And as if to give Coburn a resounding amen, last week New York City workers were charged with swindling the disability program out of an estimated $400 million since 1988. These “disabled” claimants go on to have productive second careers doing many of the activities they claimed they couldn’t do.
Social Security — Monthly Social Security checks allow millions of seniors to live with dignity, even dead ones. A June report by the agency’s office of inspector general found that in 2012, the agency paid out about $31 million to 2,475 dead people, which was much better than the 2.1 million deceased people who received benefits in 2011.
Obamacare — There have already been multiple news stories of Obamacare scams, and the program is just getting started. Seeing how well the government polices all of those other programs, which have been around much longer and aren’t nearly as complex, Obamacare is likely to be a scammers’ paradise.

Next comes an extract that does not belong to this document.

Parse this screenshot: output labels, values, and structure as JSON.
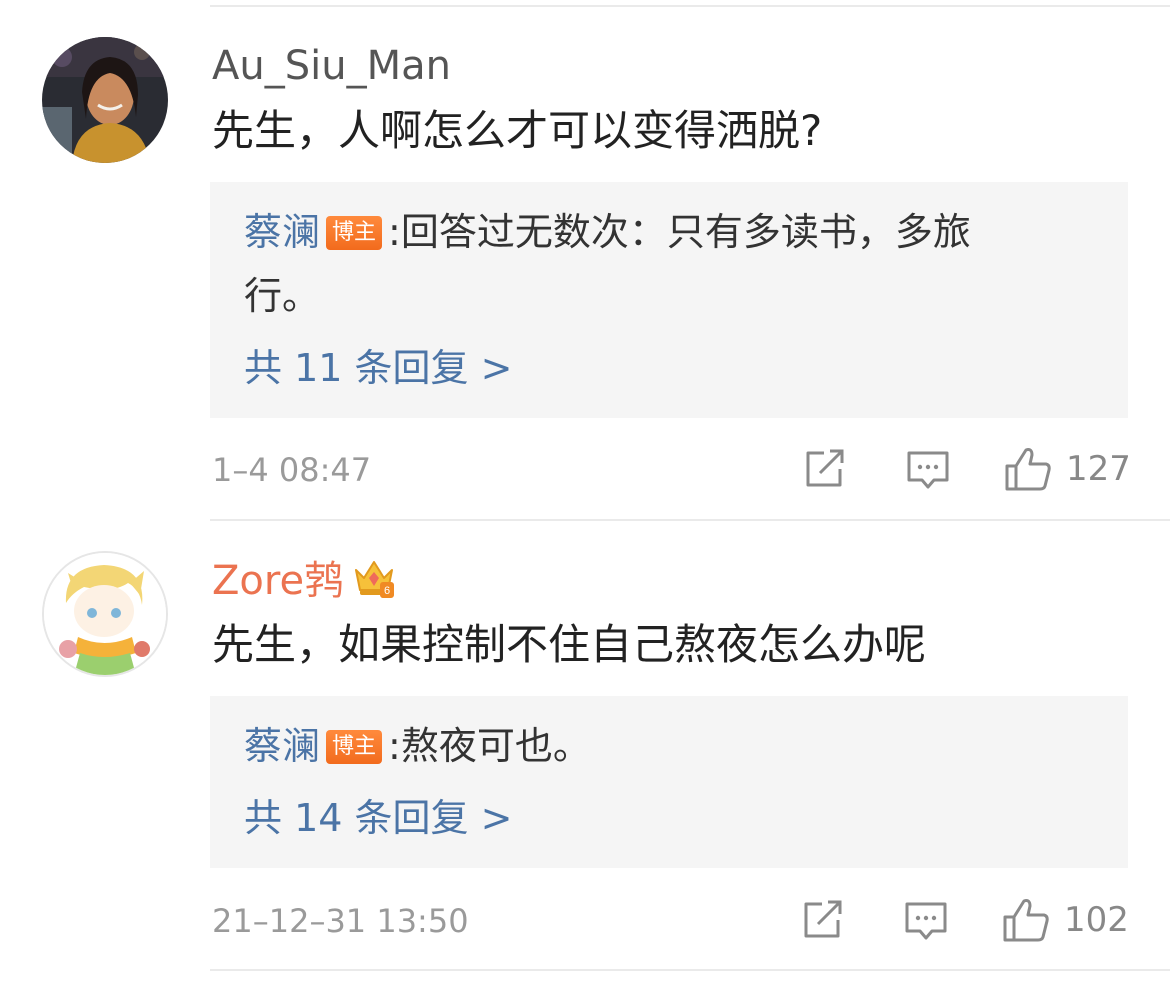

To be fair, the government has cranked up its fraud-fighting efforts over the past several years, and has caught some criminals—like its own employees. Just last month the Environmental Protection Agency’s highest-paid employee—a “climate change expert,” no less—was sentenced to 32 months in prison for bilking the government out of $1 million in salary and benefits. He was taking off weeks and months at a time, claiming he was secretly working for FBI.
If a blatant liar and thief was working next to senior government officials for years and no one noticed, how successful do we really think these same people will be rooting out fraud?
The problem is that the government has created so many programs with so many regulations covering so many people that it is virtually impossible to effectively police them all. Plus, government officials don’t seem to have much motive. Private sector executives would be fired for letting so much money—10 percent and more—slip through their hands, or the company would go broke. Not in the Obama administration. He uses it as an opportunity to demand that taxpayers fork over even more. And that may be the biggest scam of all.
Merrill Matthews is a resident scholar with the Institute for Policy Innovation in Dallas, Texas. http://twitter.com/MerrillMatthews